App and web page records
>>>

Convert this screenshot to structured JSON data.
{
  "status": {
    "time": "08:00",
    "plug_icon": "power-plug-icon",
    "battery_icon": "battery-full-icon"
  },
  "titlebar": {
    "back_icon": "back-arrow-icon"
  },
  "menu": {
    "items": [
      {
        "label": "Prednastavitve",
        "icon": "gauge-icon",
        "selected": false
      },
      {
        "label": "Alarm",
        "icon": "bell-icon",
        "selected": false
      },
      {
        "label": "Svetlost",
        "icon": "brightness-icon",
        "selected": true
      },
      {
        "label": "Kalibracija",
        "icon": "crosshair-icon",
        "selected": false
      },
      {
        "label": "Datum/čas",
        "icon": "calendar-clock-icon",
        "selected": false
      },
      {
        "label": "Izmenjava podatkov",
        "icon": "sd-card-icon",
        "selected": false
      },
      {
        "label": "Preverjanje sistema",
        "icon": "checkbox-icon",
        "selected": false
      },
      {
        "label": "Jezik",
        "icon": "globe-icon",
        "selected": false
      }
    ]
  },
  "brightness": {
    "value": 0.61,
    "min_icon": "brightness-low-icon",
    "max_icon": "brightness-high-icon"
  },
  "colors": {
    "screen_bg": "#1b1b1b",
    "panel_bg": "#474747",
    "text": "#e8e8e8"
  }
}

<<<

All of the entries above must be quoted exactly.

OUTPUT
Convert this screenshot to structured JSON data.
{
  "status": {
    "time": "08:00",
    "plug_icon": "power-plug-icon",
    "battery_icon": "battery-full-icon"
  },
  "titlebar": {
    "back_icon": "back-arrow-icon"
  },
  "menu": {
    "items": [
      {
        "label": "Prednastavitve",
        "icon": "gauge-icon",
        "selected": false
      },
      {
        "label": "Alarm",
        "icon": "bell-icon",
        "selected": false
      },
      {
        "label": "Svetlost",
        "icon": "brightness-icon",
        "selected": true
      },
      {
        "label": "Kalibracija",
        "icon": "crosshair-icon",
        "selected": false
      },
      {
        "label": "Datum/čas",
        "icon": "calendar-clock-icon",
        "selected": false
      },
      {
        "label": "Izmenjava podatkov",
        "icon": "sd-card-icon",
        "selected": false
      },
      {
        "label": "Preverjanje sistema",
        "icon": "checkbox-icon",
        "selected": false
      },
      {
        "label": "Jezik",
        "icon": "globe-icon",
        "selected": false
      }
    ]
  },
  "brightness": {
    "value": 0.61,
    "min_icon": "brightness-low-icon",
    "max_icon": "brightness-high-icon"
  },
  "colors": {
    "screen_bg": "#1b1b1b",
    "panel_bg": "#474747",
    "text": "#e8e8e8"
  }
}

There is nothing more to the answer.